Each line of the listing that includes "chevron" should be reported.

● ● ● ● ●

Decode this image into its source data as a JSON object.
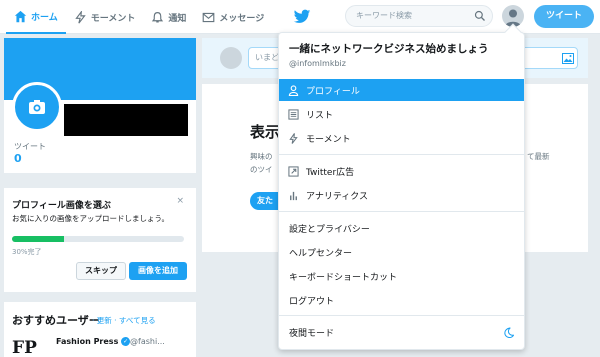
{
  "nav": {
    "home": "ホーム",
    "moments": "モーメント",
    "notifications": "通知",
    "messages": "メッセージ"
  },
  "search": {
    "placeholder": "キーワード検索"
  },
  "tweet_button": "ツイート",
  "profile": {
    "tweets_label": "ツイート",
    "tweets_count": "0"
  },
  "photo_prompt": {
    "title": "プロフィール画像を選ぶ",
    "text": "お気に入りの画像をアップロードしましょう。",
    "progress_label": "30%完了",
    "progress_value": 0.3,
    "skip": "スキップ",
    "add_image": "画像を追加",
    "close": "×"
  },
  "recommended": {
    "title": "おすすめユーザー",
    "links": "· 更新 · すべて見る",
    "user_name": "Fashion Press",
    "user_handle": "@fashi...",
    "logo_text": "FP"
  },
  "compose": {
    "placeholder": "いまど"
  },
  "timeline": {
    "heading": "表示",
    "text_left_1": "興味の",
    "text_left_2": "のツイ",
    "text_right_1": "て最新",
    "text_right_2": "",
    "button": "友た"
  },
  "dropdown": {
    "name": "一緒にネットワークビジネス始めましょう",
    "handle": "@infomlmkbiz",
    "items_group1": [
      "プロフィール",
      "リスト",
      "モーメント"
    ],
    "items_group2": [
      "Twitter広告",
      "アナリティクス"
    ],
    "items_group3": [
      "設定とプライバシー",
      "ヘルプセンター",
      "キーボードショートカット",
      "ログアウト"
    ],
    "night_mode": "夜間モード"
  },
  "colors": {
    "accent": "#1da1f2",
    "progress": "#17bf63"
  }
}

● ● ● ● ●

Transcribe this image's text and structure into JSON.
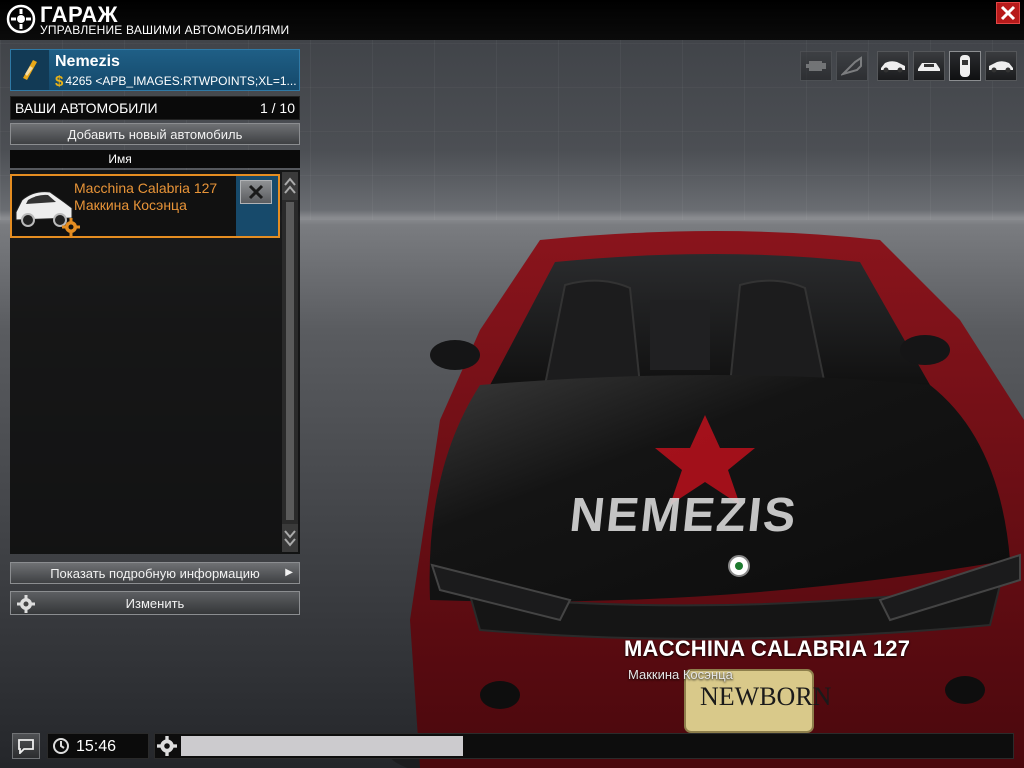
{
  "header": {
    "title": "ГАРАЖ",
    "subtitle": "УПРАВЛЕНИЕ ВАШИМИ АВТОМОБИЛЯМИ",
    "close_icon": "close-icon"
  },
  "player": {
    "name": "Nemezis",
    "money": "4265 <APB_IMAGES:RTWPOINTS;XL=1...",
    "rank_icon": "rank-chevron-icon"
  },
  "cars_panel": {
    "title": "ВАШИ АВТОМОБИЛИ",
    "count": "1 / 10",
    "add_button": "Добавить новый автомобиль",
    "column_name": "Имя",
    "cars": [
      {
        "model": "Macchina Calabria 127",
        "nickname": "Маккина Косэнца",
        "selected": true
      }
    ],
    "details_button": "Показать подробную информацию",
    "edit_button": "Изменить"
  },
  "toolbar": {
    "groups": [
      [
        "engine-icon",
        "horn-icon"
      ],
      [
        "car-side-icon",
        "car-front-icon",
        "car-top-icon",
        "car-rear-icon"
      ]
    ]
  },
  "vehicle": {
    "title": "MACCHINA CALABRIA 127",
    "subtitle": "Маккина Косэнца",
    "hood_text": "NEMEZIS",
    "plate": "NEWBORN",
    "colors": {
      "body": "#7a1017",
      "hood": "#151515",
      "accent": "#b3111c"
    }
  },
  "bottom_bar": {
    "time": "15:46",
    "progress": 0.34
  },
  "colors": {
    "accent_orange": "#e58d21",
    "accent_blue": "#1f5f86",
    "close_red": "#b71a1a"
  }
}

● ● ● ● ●

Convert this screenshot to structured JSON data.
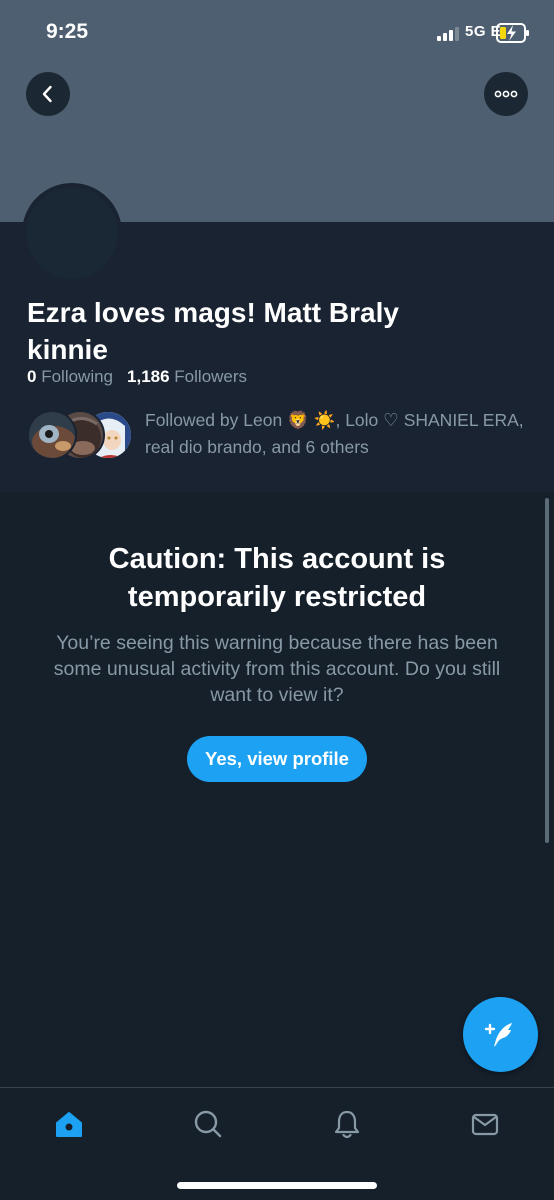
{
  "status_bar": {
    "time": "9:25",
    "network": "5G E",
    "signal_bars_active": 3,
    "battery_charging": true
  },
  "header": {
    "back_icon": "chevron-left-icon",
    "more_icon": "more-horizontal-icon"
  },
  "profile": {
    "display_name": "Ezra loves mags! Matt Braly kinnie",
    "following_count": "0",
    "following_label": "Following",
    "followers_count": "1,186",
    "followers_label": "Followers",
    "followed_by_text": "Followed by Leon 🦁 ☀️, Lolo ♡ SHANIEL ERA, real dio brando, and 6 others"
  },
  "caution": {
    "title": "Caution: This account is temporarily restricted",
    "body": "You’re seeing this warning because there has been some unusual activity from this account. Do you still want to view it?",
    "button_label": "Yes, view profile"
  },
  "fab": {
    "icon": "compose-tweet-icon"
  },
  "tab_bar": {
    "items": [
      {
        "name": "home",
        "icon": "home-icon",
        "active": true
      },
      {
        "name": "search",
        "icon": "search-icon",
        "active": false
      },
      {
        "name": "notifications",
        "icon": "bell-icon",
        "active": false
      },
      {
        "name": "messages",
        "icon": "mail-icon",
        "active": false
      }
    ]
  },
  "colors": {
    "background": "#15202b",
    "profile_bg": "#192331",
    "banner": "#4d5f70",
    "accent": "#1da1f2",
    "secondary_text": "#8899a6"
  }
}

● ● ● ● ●

RESPONSE AREA:
    "rank_icon": "rank-chevron-icon"
    "back_icon": "chevron-left-icon",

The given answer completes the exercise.